What messages would you give to young women who are thinking about a career in science?

I get asked this and I just, if, it depends what their hesitation is I suppose. But from my point of view, if you want to do it, you can do it. The question that I get asked is, ‘When do I choose to have my children?’ That’s what my clinical students say to me and you know, registrars, and so on and so forth and I do, I tend to fall back on the notion that you cannot plan for everything. And I think medicine tends to drive us to be in a position of control and plan, and you know, you’ve got a job plan and you’ve got a discharge plan and you’ve got a management plan and you cannot plan for that. You can’t plan for conception. You can’t plan for complicated pregnancies, you know, the chicken pox, the febrile child, you know, and those are minor complications. Little bumps along the way. So my advice is if you’re thinking of having children, don’t leave it too late.

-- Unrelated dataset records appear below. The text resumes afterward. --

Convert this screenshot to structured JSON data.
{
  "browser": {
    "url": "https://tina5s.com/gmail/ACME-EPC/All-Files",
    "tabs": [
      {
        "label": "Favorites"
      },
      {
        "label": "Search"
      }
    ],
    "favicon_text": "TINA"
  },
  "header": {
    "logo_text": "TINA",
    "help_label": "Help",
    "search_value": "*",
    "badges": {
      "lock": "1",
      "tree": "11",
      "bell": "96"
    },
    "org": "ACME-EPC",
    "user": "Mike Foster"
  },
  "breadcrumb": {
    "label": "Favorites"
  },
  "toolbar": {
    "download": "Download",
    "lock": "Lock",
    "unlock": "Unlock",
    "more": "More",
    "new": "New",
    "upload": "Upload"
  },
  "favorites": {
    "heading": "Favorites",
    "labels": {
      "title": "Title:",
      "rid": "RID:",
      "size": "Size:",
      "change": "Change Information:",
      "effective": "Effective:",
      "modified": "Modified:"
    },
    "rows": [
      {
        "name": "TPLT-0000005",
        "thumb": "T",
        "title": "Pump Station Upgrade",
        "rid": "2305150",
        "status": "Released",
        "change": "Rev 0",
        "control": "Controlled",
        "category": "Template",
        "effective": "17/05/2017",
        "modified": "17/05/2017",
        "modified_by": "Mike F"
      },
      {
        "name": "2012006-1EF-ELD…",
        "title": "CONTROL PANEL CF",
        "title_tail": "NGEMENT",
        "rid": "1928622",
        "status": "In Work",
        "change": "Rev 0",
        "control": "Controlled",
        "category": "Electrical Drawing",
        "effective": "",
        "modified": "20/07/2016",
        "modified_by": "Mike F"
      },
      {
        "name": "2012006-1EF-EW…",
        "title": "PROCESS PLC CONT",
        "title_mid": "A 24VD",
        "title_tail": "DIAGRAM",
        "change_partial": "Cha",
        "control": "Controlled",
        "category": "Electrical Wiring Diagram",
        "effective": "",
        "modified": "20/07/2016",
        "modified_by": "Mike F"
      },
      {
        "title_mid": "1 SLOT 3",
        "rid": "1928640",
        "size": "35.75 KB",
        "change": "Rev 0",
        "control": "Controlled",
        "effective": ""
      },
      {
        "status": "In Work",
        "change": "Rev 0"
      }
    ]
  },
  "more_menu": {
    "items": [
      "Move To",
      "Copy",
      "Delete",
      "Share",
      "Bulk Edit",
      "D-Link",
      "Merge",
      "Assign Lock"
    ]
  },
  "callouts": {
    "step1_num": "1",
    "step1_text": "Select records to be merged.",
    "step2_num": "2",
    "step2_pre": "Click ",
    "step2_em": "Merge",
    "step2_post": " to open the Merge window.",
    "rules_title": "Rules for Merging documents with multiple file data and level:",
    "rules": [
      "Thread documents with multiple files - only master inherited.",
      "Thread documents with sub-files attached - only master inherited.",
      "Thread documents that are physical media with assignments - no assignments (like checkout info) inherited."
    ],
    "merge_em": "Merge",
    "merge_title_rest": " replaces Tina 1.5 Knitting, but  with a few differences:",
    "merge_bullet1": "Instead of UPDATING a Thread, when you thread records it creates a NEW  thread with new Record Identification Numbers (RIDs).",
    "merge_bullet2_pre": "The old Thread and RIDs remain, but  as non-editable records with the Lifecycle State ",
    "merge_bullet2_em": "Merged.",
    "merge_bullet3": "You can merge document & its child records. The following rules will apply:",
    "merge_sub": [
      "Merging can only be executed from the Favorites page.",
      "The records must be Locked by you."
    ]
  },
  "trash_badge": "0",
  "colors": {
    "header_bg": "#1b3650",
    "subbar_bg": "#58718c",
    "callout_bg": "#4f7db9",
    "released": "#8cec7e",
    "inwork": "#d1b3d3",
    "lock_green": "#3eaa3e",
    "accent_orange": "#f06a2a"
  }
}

But I don’t mean that in terms of training, I mean that in terms of years.


You know, and I tend to be biological about it. And I say if you start trying to conceive at thirty seven, thirty eight, you know, it’ll be harder than if you’re thirty two. And it’s harder to bring up kiddies, you know, it’s bloody tiring bringing up kiddies. And you know, so if I were to be prescriptive I would say registrar time is the time to do it. But I have colleagues and friends who did it at earlier levels of their training and muddled along.

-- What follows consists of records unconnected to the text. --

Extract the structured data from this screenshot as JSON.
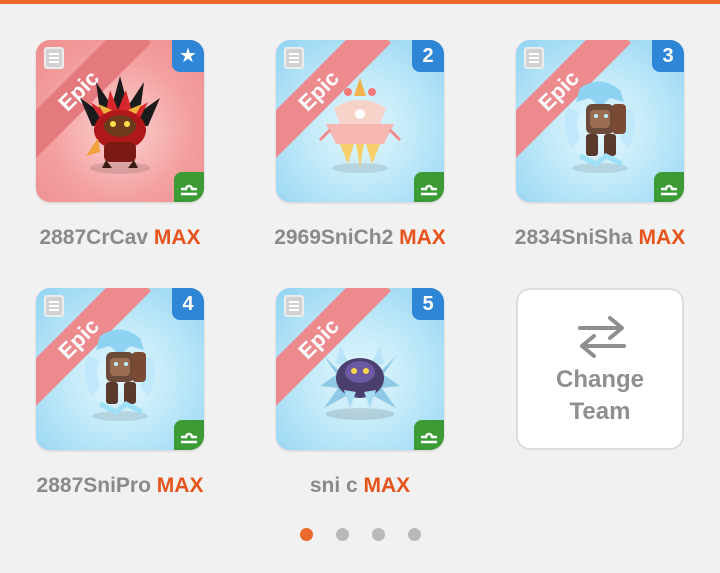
{
  "monsters": [
    {
      "rarity": "Epic",
      "slot_badge": "★",
      "name": "2887CrCav",
      "level_tag": "MAX",
      "element": "fire",
      "icon": "doc-icon"
    },
    {
      "rarity": "Epic",
      "slot_badge": "2",
      "name": "2969SniCh2",
      "level_tag": "MAX",
      "element": "water",
      "icon": "doc-icon"
    },
    {
      "rarity": "Epic",
      "slot_badge": "3",
      "name": "2834SniSha",
      "level_tag": "MAX",
      "element": "water",
      "icon": "doc-icon"
    },
    {
      "rarity": "Epic",
      "slot_badge": "4",
      "name": "2887SniPro",
      "level_tag": "MAX",
      "element": "water",
      "icon": "doc-icon"
    },
    {
      "rarity": "Epic",
      "slot_badge": "5",
      "name": "sni c",
      "level_tag": "MAX",
      "element": "water",
      "icon": "doc-icon"
    }
  ],
  "change_team": {
    "label_line1": "Change",
    "label_line2": "Team",
    "icon": "swap-arrows-icon"
  },
  "pagination": {
    "page_count": 4,
    "current_page": 1
  },
  "colors": {
    "accent": "#e96a2b",
    "max_tag": "#e6541c",
    "badge_blue": "#2f86d6",
    "element_green": "#3c9b35"
  }
}
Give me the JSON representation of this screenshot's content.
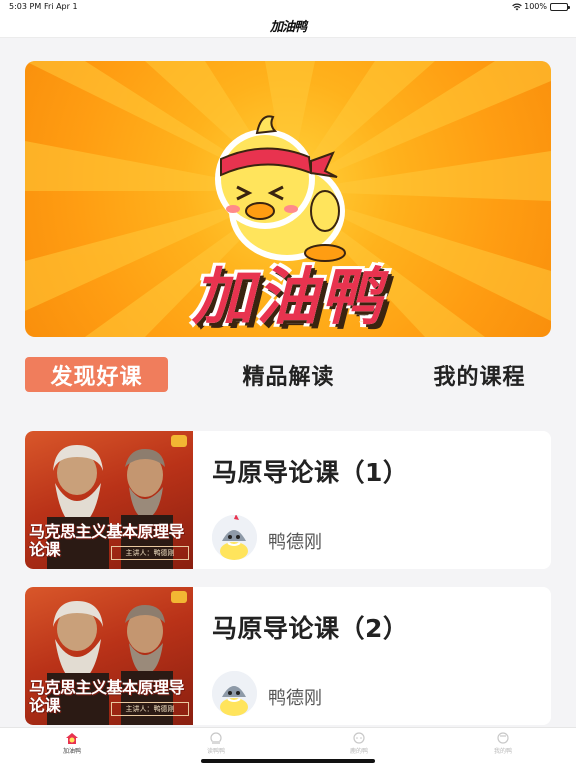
{
  "status_bar": {
    "time": "5:03 PM",
    "date": "Fri Apr 1",
    "battery": "100%"
  },
  "nav": {
    "title": "加油鸭"
  },
  "banner": {
    "title": "加油鸭"
  },
  "tabs": [
    {
      "label": "发现好课",
      "active": true
    },
    {
      "label": "精品解读",
      "active": false
    },
    {
      "label": "我的课程",
      "active": false
    }
  ],
  "courses": [
    {
      "title": "马原导论课（1）",
      "thumb_title": "马克思主义基本原理导论课",
      "thumb_instructor": "主讲人：鸭德刚",
      "teacher": "鸭德刚"
    },
    {
      "title": "马原导论课（2）",
      "thumb_title": "马克思主义基本原理导论课",
      "thumb_instructor": "主讲人：鸭德刚",
      "teacher": "鸭德刚"
    }
  ],
  "tab_bar": [
    {
      "label": "加油鸭",
      "icon": "duck-home-icon",
      "active": true
    },
    {
      "label": "读鸭鸭",
      "icon": "duck-read-icon",
      "active": false
    },
    {
      "label": "鹿的鸭",
      "icon": "duck-discover-icon",
      "active": false
    },
    {
      "label": "我的鸭",
      "icon": "duck-profile-icon",
      "active": false
    }
  ],
  "colors": {
    "accent": "#f07d5c",
    "banner_orange": "#ffa91a",
    "banner_red": "#e8334f",
    "thumb_red": "#b93218"
  }
}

So Registrar time, before you finished your speciality training?

Yes. I think to do it, I would have found it very difficult to do it pre-membership, pre that big professional hurdle. And I would have found diff-, I would have found it difficult to do it at a time when no-one else was doing it. I would have found that difficult, even though, I suppose I didn’t rely on specific individuals or specific mentors, there was a, a general acceptance that that was the time it was going to happen and it wasn’t out of left field. You know, “I’m a clinical student who’s pregnant”. Although we’ve got, you know, we’ve got clinical students who’ve had babies along the way and they will reap a different kind of freedom later on because they’ve had them so much earlier. But you can’t plan for these things and you need, of the internal factors of being a woman in medicine, it’s got to be cutting yourself a bit of slack. It’s got to be, and allowing, allowing for the fact that you can’t plan everything.